Nitrogen mineralization rate
We assessed the amount of inorganic N mineralized over the growing season in the enclosures with the buried bag technique26,27. A soil sample of about 300 g was taken from each enclosure in mid-June 2015 by extracting six evenly spaced cores (ϕ25 mm, 10 cm deep) and mixing them into one composite sample. We spitted the composite sample into two samples and put them in polyethylene bags. One bag was buried c. 8 cm below the soil surface in the middle of the enclosure, and the other was brought back to the lab for storage in a freezer (− 20 °C) until analysis. After 90 days, we recollected the buried bags, brought them to the lab and stored them in a freezer until further analyses. These samples were later analyzed for inorganic N content (g/kg of NO3/NO2 and NH4 respectively) using 2 M KCl extraction (Agrilab AB, Uppsala, Sweden). We estimate soil net N mineralization produced over the 90-day period by was subtracting the amount of nitrate and ammonium in the control bags from that in the buried bags.
We used linear mixed effects models28 to test how primary production, soil decomposition potential, N mineralization, and litter decomposability responded to N fertilization and above- and belowground herbivory.
Total shoot biomass was analyzed as a dependent variable of the fixed factors N and above- and belowground herbivory, including all possible interactions between the three factors. Year was included as a fixed factor, to account for variation among the harvests in the different years. Enclosure was nested within block in the random structure of the model. To account for autocorrelation of repeated measures within enclosures, we added a first-order autoregressive correlation structure to the model. Total root biomass was analysed with N and above- and belowground herbivory as fixed factors, with all possible interactions among the factors, and block included as a random factor. We also tested for treatment effects on the ratio between root and shoot production in 2015. Finally, we explored whether herbivory generated effects on aboveground shoot biomass were dependent on differences in soil decomposability (mass loss of read tea) and nitrate production by including these variables as covariates in the analyses.
In the analysis of mass loss of the red and green tea, we first calculated the mean mass loss for each tea type (i.e. the mean for the two bags of each type) in each enclosure.

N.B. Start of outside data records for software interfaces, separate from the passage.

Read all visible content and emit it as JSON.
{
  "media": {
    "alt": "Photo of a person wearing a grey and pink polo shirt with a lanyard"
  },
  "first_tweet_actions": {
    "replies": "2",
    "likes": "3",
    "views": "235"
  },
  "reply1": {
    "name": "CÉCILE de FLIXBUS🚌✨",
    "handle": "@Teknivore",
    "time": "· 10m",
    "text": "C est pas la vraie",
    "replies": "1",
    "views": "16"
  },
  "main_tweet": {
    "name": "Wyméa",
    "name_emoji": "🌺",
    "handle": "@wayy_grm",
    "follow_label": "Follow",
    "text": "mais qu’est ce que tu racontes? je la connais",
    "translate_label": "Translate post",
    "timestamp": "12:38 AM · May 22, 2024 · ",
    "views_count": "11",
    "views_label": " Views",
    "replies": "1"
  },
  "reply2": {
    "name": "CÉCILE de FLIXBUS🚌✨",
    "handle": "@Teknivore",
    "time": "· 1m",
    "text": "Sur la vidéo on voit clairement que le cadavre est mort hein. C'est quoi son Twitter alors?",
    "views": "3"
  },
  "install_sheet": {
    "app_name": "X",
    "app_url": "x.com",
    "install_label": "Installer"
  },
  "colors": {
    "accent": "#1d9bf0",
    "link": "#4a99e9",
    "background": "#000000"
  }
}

The mean mass losses of each tea type and the litter mass losses of D. glomerata, P. lanceolata and T. pratense were then analyzed in linear mixed effects models with block as random factor. In each model, N and above- and belowground herbivory were included as fixed factors, including all possible interactions between the three. For T. pratense, two enclosures were excluded as there was no T. pratense litter from 2014 to use (i.e. the species had gone extinct in these enclosures). A third enclosure was excluded from the analysis, as its amount of T. pratense litter from 2014 was only 0.1 g and skewed the analysis. All analyses were performed in R version 3.2.3 (2015).
Source: Ecology - nature.com